Dataset records:
§
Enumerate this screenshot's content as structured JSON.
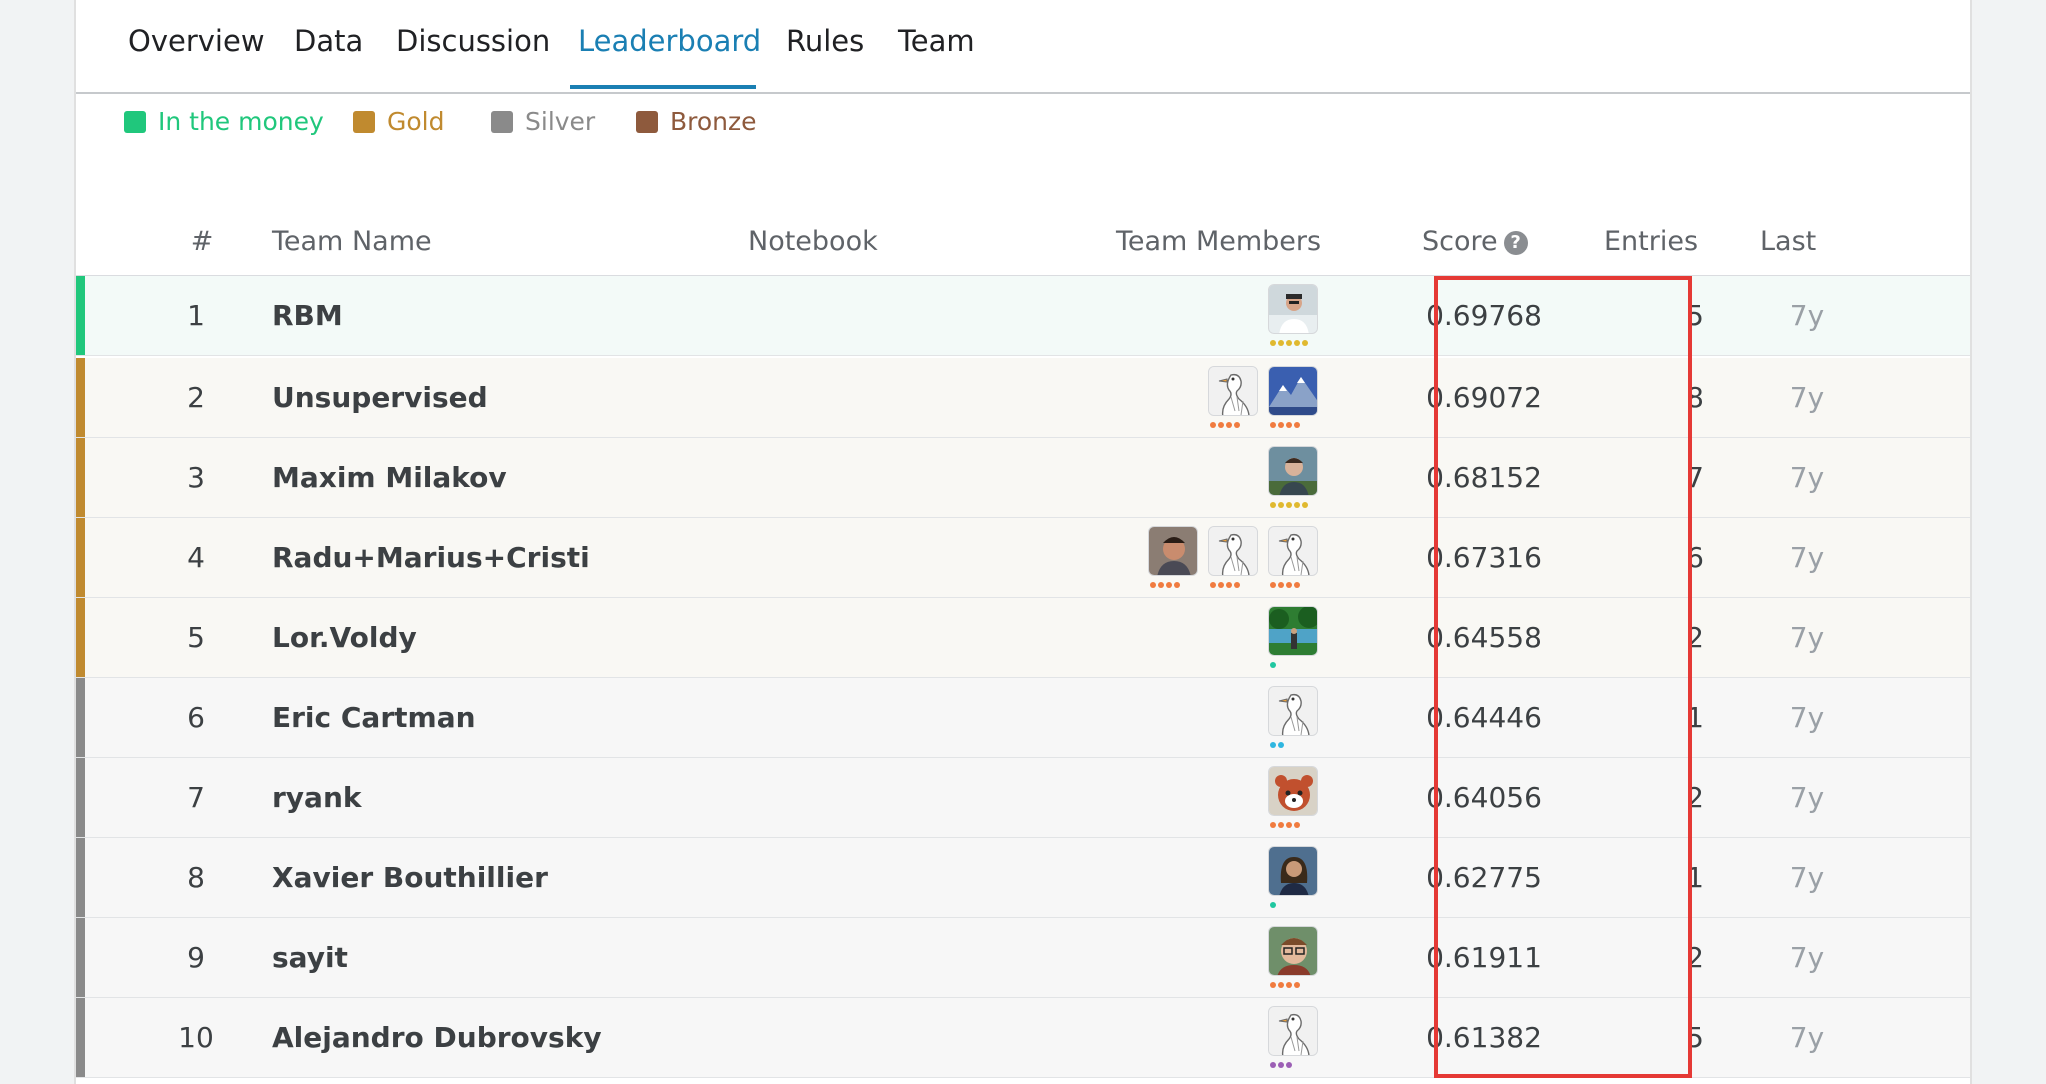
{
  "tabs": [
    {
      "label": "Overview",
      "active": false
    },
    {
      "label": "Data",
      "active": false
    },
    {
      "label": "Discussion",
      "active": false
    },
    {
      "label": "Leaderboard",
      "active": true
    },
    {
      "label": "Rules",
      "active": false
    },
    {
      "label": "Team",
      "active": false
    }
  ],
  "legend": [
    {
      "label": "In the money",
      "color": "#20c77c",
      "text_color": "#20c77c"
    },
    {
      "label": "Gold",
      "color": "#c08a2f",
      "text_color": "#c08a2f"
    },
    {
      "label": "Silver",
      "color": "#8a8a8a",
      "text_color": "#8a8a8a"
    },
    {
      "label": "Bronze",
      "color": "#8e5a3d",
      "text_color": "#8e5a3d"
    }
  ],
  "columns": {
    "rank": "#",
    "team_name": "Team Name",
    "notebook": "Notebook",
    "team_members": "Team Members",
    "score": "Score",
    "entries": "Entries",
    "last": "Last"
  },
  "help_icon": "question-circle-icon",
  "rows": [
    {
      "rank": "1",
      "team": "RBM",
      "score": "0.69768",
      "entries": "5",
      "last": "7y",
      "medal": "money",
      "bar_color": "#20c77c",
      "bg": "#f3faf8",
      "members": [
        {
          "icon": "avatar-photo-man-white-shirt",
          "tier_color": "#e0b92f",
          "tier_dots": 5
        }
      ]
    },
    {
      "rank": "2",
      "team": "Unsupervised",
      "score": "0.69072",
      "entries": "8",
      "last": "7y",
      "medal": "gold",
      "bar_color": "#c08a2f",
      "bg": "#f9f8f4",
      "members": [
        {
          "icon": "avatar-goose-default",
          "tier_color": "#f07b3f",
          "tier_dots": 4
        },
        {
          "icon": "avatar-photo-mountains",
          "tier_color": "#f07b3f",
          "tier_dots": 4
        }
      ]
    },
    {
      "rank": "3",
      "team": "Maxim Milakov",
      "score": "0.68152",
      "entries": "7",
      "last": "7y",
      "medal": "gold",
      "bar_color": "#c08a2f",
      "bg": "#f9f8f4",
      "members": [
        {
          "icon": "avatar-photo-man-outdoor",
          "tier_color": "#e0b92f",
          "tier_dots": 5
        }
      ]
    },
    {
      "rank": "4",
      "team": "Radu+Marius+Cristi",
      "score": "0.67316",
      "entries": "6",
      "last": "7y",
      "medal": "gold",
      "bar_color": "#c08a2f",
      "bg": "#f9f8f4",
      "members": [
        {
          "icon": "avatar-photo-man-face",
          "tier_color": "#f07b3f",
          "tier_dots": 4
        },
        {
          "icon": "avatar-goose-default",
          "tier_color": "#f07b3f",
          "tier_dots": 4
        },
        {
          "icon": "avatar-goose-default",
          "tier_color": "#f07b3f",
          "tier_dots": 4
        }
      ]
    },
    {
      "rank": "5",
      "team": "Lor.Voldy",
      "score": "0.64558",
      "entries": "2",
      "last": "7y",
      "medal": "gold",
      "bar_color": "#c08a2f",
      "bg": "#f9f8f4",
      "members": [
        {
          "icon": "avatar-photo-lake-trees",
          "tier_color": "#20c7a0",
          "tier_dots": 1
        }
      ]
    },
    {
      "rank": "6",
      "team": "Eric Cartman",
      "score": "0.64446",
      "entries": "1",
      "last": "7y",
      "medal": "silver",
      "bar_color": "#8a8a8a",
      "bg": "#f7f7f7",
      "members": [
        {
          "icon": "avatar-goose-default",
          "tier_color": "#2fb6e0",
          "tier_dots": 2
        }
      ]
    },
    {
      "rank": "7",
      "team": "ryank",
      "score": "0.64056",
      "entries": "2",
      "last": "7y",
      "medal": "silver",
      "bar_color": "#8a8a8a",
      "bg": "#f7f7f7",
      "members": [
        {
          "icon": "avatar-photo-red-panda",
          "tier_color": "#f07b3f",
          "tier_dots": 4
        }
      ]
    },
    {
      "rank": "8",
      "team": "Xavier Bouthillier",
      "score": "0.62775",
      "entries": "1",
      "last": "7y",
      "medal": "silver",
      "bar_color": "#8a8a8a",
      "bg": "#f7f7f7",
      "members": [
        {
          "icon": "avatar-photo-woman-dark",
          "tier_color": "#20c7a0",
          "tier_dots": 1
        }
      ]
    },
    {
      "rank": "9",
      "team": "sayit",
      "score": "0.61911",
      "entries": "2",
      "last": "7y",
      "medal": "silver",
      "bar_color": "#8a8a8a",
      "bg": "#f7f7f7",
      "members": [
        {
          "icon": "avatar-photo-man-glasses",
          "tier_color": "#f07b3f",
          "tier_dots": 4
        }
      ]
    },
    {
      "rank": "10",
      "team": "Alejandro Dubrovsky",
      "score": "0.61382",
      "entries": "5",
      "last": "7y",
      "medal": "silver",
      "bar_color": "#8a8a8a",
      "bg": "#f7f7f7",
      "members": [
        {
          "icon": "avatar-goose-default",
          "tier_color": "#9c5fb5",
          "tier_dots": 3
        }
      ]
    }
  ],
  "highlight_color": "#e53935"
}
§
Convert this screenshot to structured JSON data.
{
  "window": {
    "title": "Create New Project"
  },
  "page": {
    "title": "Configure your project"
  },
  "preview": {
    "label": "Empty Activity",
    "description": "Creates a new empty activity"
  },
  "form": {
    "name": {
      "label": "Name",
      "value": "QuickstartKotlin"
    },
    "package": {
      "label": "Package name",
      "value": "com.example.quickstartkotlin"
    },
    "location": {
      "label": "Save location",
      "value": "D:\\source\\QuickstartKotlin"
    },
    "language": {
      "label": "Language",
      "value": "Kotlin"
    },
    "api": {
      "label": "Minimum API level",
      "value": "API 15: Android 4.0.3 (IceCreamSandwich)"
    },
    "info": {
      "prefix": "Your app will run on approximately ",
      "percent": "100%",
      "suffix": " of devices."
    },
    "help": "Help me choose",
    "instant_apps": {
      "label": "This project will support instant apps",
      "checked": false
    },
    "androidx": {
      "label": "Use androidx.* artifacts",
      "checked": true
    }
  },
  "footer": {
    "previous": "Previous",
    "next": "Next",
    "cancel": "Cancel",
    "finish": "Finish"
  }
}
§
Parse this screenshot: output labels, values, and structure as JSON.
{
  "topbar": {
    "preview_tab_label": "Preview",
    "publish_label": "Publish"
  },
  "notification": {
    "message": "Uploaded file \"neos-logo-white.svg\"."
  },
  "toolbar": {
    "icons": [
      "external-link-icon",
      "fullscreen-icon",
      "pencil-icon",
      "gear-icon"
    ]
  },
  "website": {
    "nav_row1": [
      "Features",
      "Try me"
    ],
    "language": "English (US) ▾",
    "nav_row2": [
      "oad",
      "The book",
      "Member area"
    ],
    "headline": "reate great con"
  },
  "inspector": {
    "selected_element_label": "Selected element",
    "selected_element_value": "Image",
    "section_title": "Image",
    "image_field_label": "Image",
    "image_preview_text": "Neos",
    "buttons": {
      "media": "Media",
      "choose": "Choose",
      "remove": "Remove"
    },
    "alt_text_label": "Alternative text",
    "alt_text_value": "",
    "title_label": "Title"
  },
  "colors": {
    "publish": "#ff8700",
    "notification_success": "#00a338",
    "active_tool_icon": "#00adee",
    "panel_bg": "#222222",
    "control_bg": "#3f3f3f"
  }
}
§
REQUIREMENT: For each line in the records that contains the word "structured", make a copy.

SOLUTION TO THIS TASK:
Enumerate this screenshot's content as structured JSON.
Convert this screenshot to structured JSON data.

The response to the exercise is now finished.